▶ _To do_: Although the records contain pictures, repeat only the text of every line exactly.

▶ _Supplied entries_:
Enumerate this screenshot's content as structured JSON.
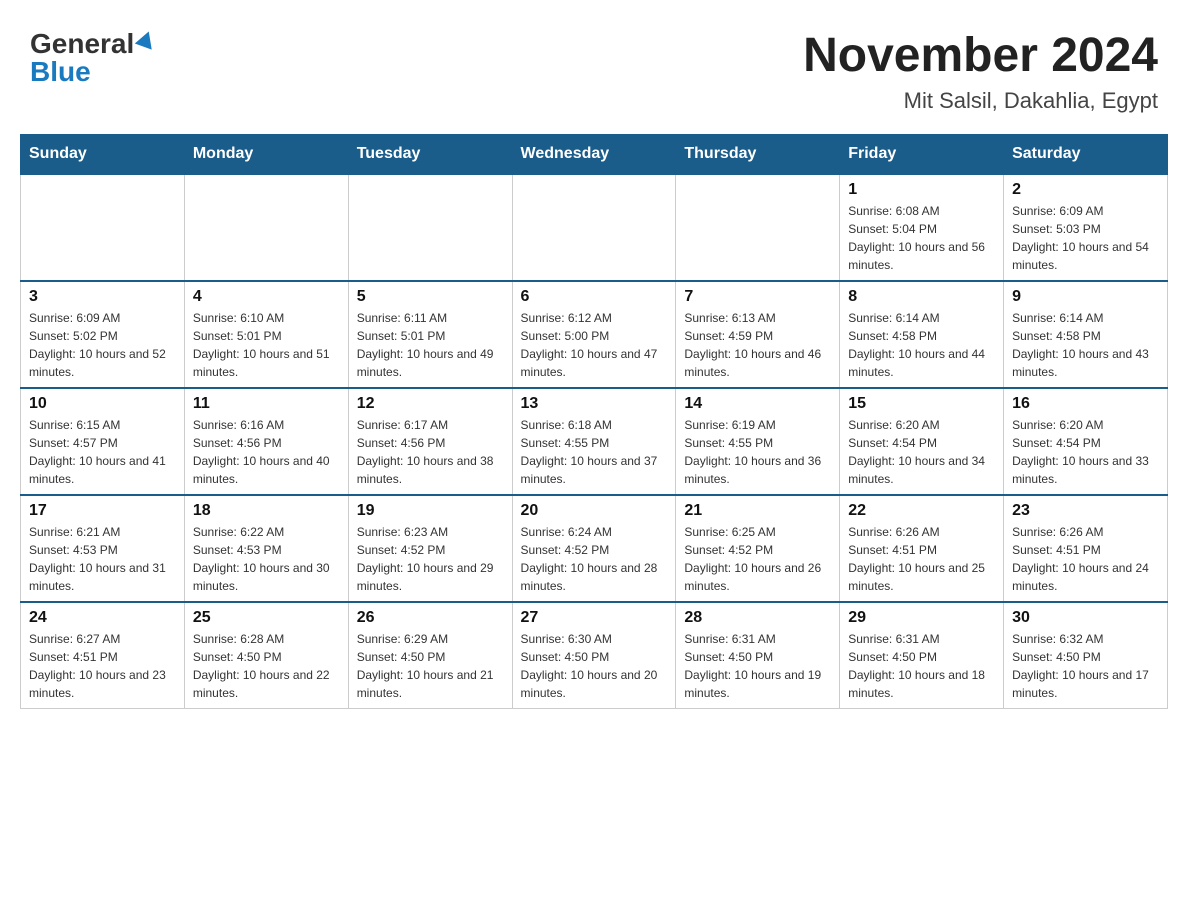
{
  "header": {
    "logo_general": "General",
    "logo_blue": "Blue",
    "month_title": "November 2024",
    "location": "Mit Salsil, Dakahlia, Egypt"
  },
  "weekdays": [
    "Sunday",
    "Monday",
    "Tuesday",
    "Wednesday",
    "Thursday",
    "Friday",
    "Saturday"
  ],
  "weeks": [
    [
      {
        "day": "",
        "info": ""
      },
      {
        "day": "",
        "info": ""
      },
      {
        "day": "",
        "info": ""
      },
      {
        "day": "",
        "info": ""
      },
      {
        "day": "",
        "info": ""
      },
      {
        "day": "1",
        "info": "Sunrise: 6:08 AM\nSunset: 5:04 PM\nDaylight: 10 hours and 56 minutes."
      },
      {
        "day": "2",
        "info": "Sunrise: 6:09 AM\nSunset: 5:03 PM\nDaylight: 10 hours and 54 minutes."
      }
    ],
    [
      {
        "day": "3",
        "info": "Sunrise: 6:09 AM\nSunset: 5:02 PM\nDaylight: 10 hours and 52 minutes."
      },
      {
        "day": "4",
        "info": "Sunrise: 6:10 AM\nSunset: 5:01 PM\nDaylight: 10 hours and 51 minutes."
      },
      {
        "day": "5",
        "info": "Sunrise: 6:11 AM\nSunset: 5:01 PM\nDaylight: 10 hours and 49 minutes."
      },
      {
        "day": "6",
        "info": "Sunrise: 6:12 AM\nSunset: 5:00 PM\nDaylight: 10 hours and 47 minutes."
      },
      {
        "day": "7",
        "info": "Sunrise: 6:13 AM\nSunset: 4:59 PM\nDaylight: 10 hours and 46 minutes."
      },
      {
        "day": "8",
        "info": "Sunrise: 6:14 AM\nSunset: 4:58 PM\nDaylight: 10 hours and 44 minutes."
      },
      {
        "day": "9",
        "info": "Sunrise: 6:14 AM\nSunset: 4:58 PM\nDaylight: 10 hours and 43 minutes."
      }
    ],
    [
      {
        "day": "10",
        "info": "Sunrise: 6:15 AM\nSunset: 4:57 PM\nDaylight: 10 hours and 41 minutes."
      },
      {
        "day": "11",
        "info": "Sunrise: 6:16 AM\nSunset: 4:56 PM\nDaylight: 10 hours and 40 minutes."
      },
      {
        "day": "12",
        "info": "Sunrise: 6:17 AM\nSunset: 4:56 PM\nDaylight: 10 hours and 38 minutes."
      },
      {
        "day": "13",
        "info": "Sunrise: 6:18 AM\nSunset: 4:55 PM\nDaylight: 10 hours and 37 minutes."
      },
      {
        "day": "14",
        "info": "Sunrise: 6:19 AM\nSunset: 4:55 PM\nDaylight: 10 hours and 36 minutes."
      },
      {
        "day": "15",
        "info": "Sunrise: 6:20 AM\nSunset: 4:54 PM\nDaylight: 10 hours and 34 minutes."
      },
      {
        "day": "16",
        "info": "Sunrise: 6:20 AM\nSunset: 4:54 PM\nDaylight: 10 hours and 33 minutes."
      }
    ],
    [
      {
        "day": "17",
        "info": "Sunrise: 6:21 AM\nSunset: 4:53 PM\nDaylight: 10 hours and 31 minutes."
      },
      {
        "day": "18",
        "info": "Sunrise: 6:22 AM\nSunset: 4:53 PM\nDaylight: 10 hours and 30 minutes."
      },
      {
        "day": "19",
        "info": "Sunrise: 6:23 AM\nSunset: 4:52 PM\nDaylight: 10 hours and 29 minutes."
      },
      {
        "day": "20",
        "info": "Sunrise: 6:24 AM\nSunset: 4:52 PM\nDaylight: 10 hours and 28 minutes."
      },
      {
        "day": "21",
        "info": "Sunrise: 6:25 AM\nSunset: 4:52 PM\nDaylight: 10 hours and 26 minutes."
      },
      {
        "day": "22",
        "info": "Sunrise: 6:26 AM\nSunset: 4:51 PM\nDaylight: 10 hours and 25 minutes."
      },
      {
        "day": "23",
        "info": "Sunrise: 6:26 AM\nSunset: 4:51 PM\nDaylight: 10 hours and 24 minutes."
      }
    ],
    [
      {
        "day": "24",
        "info": "Sunrise: 6:27 AM\nSunset: 4:51 PM\nDaylight: 10 hours and 23 minutes."
      },
      {
        "day": "25",
        "info": "Sunrise: 6:28 AM\nSunset: 4:50 PM\nDaylight: 10 hours and 22 minutes."
      },
      {
        "day": "26",
        "info": "Sunrise: 6:29 AM\nSunset: 4:50 PM\nDaylight: 10 hours and 21 minutes."
      },
      {
        "day": "27",
        "info": "Sunrise: 6:30 AM\nSunset: 4:50 PM\nDaylight: 10 hours and 20 minutes."
      },
      {
        "day": "28",
        "info": "Sunrise: 6:31 AM\nSunset: 4:50 PM\nDaylight: 10 hours and 19 minutes."
      },
      {
        "day": "29",
        "info": "Sunrise: 6:31 AM\nSunset: 4:50 PM\nDaylight: 10 hours and 18 minutes."
      },
      {
        "day": "30",
        "info": "Sunrise: 6:32 AM\nSunset: 4:50 PM\nDaylight: 10 hours and 17 minutes."
      }
    ]
  ]
}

▶ _Solution for this task_:
Enumerate this screenshot's content as structured JSON.
{
  "header": {
    "logo_general": "General",
    "logo_blue": "Blue",
    "month_title": "November 2024",
    "location": "Mit Salsil, Dakahlia, Egypt"
  },
  "weekdays": [
    "Sunday",
    "Monday",
    "Tuesday",
    "Wednesday",
    "Thursday",
    "Friday",
    "Saturday"
  ],
  "weeks": [
    [
      {
        "day": "",
        "info": ""
      },
      {
        "day": "",
        "info": ""
      },
      {
        "day": "",
        "info": ""
      },
      {
        "day": "",
        "info": ""
      },
      {
        "day": "",
        "info": ""
      },
      {
        "day": "1",
        "info": "Sunrise: 6:08 AM\nSunset: 5:04 PM\nDaylight: 10 hours and 56 minutes."
      },
      {
        "day": "2",
        "info": "Sunrise: 6:09 AM\nSunset: 5:03 PM\nDaylight: 10 hours and 54 minutes."
      }
    ],
    [
      {
        "day": "3",
        "info": "Sunrise: 6:09 AM\nSunset: 5:02 PM\nDaylight: 10 hours and 52 minutes."
      },
      {
        "day": "4",
        "info": "Sunrise: 6:10 AM\nSunset: 5:01 PM\nDaylight: 10 hours and 51 minutes."
      },
      {
        "day": "5",
        "info": "Sunrise: 6:11 AM\nSunset: 5:01 PM\nDaylight: 10 hours and 49 minutes."
      },
      {
        "day": "6",
        "info": "Sunrise: 6:12 AM\nSunset: 5:00 PM\nDaylight: 10 hours and 47 minutes."
      },
      {
        "day": "7",
        "info": "Sunrise: 6:13 AM\nSunset: 4:59 PM\nDaylight: 10 hours and 46 minutes."
      },
      {
        "day": "8",
        "info": "Sunrise: 6:14 AM\nSunset: 4:58 PM\nDaylight: 10 hours and 44 minutes."
      },
      {
        "day": "9",
        "info": "Sunrise: 6:14 AM\nSunset: 4:58 PM\nDaylight: 10 hours and 43 minutes."
      }
    ],
    [
      {
        "day": "10",
        "info": "Sunrise: 6:15 AM\nSunset: 4:57 PM\nDaylight: 10 hours and 41 minutes."
      },
      {
        "day": "11",
        "info": "Sunrise: 6:16 AM\nSunset: 4:56 PM\nDaylight: 10 hours and 40 minutes."
      },
      {
        "day": "12",
        "info": "Sunrise: 6:17 AM\nSunset: 4:56 PM\nDaylight: 10 hours and 38 minutes."
      },
      {
        "day": "13",
        "info": "Sunrise: 6:18 AM\nSunset: 4:55 PM\nDaylight: 10 hours and 37 minutes."
      },
      {
        "day": "14",
        "info": "Sunrise: 6:19 AM\nSunset: 4:55 PM\nDaylight: 10 hours and 36 minutes."
      },
      {
        "day": "15",
        "info": "Sunrise: 6:20 AM\nSunset: 4:54 PM\nDaylight: 10 hours and 34 minutes."
      },
      {
        "day": "16",
        "info": "Sunrise: 6:20 AM\nSunset: 4:54 PM\nDaylight: 10 hours and 33 minutes."
      }
    ],
    [
      {
        "day": "17",
        "info": "Sunrise: 6:21 AM\nSunset: 4:53 PM\nDaylight: 10 hours and 31 minutes."
      },
      {
        "day": "18",
        "info": "Sunrise: 6:22 AM\nSunset: 4:53 PM\nDaylight: 10 hours and 30 minutes."
      },
      {
        "day": "19",
        "info": "Sunrise: 6:23 AM\nSunset: 4:52 PM\nDaylight: 10 hours and 29 minutes."
      },
      {
        "day": "20",
        "info": "Sunrise: 6:24 AM\nSunset: 4:52 PM\nDaylight: 10 hours and 28 minutes."
      },
      {
        "day": "21",
        "info": "Sunrise: 6:25 AM\nSunset: 4:52 PM\nDaylight: 10 hours and 26 minutes."
      },
      {
        "day": "22",
        "info": "Sunrise: 6:26 AM\nSunset: 4:51 PM\nDaylight: 10 hours and 25 minutes."
      },
      {
        "day": "23",
        "info": "Sunrise: 6:26 AM\nSunset: 4:51 PM\nDaylight: 10 hours and 24 minutes."
      }
    ],
    [
      {
        "day": "24",
        "info": "Sunrise: 6:27 AM\nSunset: 4:51 PM\nDaylight: 10 hours and 23 minutes."
      },
      {
        "day": "25",
        "info": "Sunrise: 6:28 AM\nSunset: 4:50 PM\nDaylight: 10 hours and 22 minutes."
      },
      {
        "day": "26",
        "info": "Sunrise: 6:29 AM\nSunset: 4:50 PM\nDaylight: 10 hours and 21 minutes."
      },
      {
        "day": "27",
        "info": "Sunrise: 6:30 AM\nSunset: 4:50 PM\nDaylight: 10 hours and 20 minutes."
      },
      {
        "day": "28",
        "info": "Sunrise: 6:31 AM\nSunset: 4:50 PM\nDaylight: 10 hours and 19 minutes."
      },
      {
        "day": "29",
        "info": "Sunrise: 6:31 AM\nSunset: 4:50 PM\nDaylight: 10 hours and 18 minutes."
      },
      {
        "day": "30",
        "info": "Sunrise: 6:32 AM\nSunset: 4:50 PM\nDaylight: 10 hours and 17 minutes."
      }
    ]
  ]
}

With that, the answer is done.